Sophie Mackintosh’s debut novel, The Water Cure, was released just under a year ago, and it has left quite an impression on readers and critics alike.
The post-apocalyptic tale follows three sisters raised in isolation. The world beyond is almost unlivable, and men in particular carry potentially fatal toxins that specifically attack the female body. Physical contact can make the skin blister and swell - even close proximity can cause violent illness. The protagonists’ parents chose to raise their family away from the madness and completely separated themselves from the outside world.
The sisters, Grace, Lia, and Sky, were raised in fear. The only man they have ever known is their father, King, who acts as the family’s go-between for the outside world and the family’s remote island home. King suddenly goes missing on a routine supply run, leaving the women to fend for themselves with only their militant mother to protect them from encroaching doom.
Soon, a group of shipwrecked men wash up on their shore. They have no way of leaving the island, so the sisters are forced to coexist with them until a rescue party comes to take them back to the outside world.
The book is told partially from Grace’s perspective, partially from Lia’s, and at times collectively by the three sisters. These differences in narration are difficult to follow at first, especially Grace’s, whose narration is essentially a letter directly addressed to one of the other characters. However, once you become acclimated to the unique style of writing, each sentence becomes a pleasure to absorb.
The strange bond between the sisters and their isolated lives is reminiscent of the Five Wives in Mad Max: Fury Road. Both stories are set in post-apocalyptic worlds, and both stories follow a group of women who have been terribly wronged by men. Indeed, there are several cinematic parallels to be drawn: One reviewer from The Guardian commented, “Mackintosh is writing the way that Sofia Coppola would shoot the end of the world: Everything is luminous.”
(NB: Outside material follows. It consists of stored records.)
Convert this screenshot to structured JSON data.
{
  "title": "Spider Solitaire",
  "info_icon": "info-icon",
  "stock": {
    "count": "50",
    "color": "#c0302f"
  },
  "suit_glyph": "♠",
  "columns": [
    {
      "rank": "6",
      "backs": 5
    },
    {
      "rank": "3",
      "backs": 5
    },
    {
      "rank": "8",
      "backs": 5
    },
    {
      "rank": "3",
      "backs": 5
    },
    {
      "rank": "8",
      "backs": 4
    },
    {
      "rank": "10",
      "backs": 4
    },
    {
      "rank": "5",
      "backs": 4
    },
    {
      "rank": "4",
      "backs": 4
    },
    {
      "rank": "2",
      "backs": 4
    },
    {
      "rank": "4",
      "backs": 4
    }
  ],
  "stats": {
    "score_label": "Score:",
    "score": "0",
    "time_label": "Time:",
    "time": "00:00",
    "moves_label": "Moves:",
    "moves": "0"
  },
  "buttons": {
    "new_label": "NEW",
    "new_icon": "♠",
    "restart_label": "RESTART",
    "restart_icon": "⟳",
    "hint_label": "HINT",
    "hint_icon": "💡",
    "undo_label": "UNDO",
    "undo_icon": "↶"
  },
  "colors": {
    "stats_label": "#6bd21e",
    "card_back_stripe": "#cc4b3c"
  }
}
The sisters’ bond is unlike another, both protective and aggressive. Mackintosh makes such strange relationships believable, even inevitable, from her enchanting descriptions of their shared life. The author’s voice is nothing if not original and fresh.
Mackintosh occasionally has the Dickensian tendency to drown readers in the moral of her story, however besides these rare instances, the story is enthralling. Mackintosh’s voice is fresh and provocative, her characters well-developed and sympathetic. I myself sped through the book in only a few hours and enjoyed every moment. It’s a spellbinding blend of revenge, loyalty, and paranoia.
Even after it’s done, the story stays with you, churning around in the back of your mind as you try to make sense of the nightmarish world Mackintosh has created and how easily our own reality could spiral into chaos.
Mary Buschmann majored in Government and Classical History at Hamilton College in upstate New York. She has been involved various news and creative writing publications in both high school and college. She particularly enjoys writing human interest pieces. Mary is an aspiring author working on her first novel, The Swan.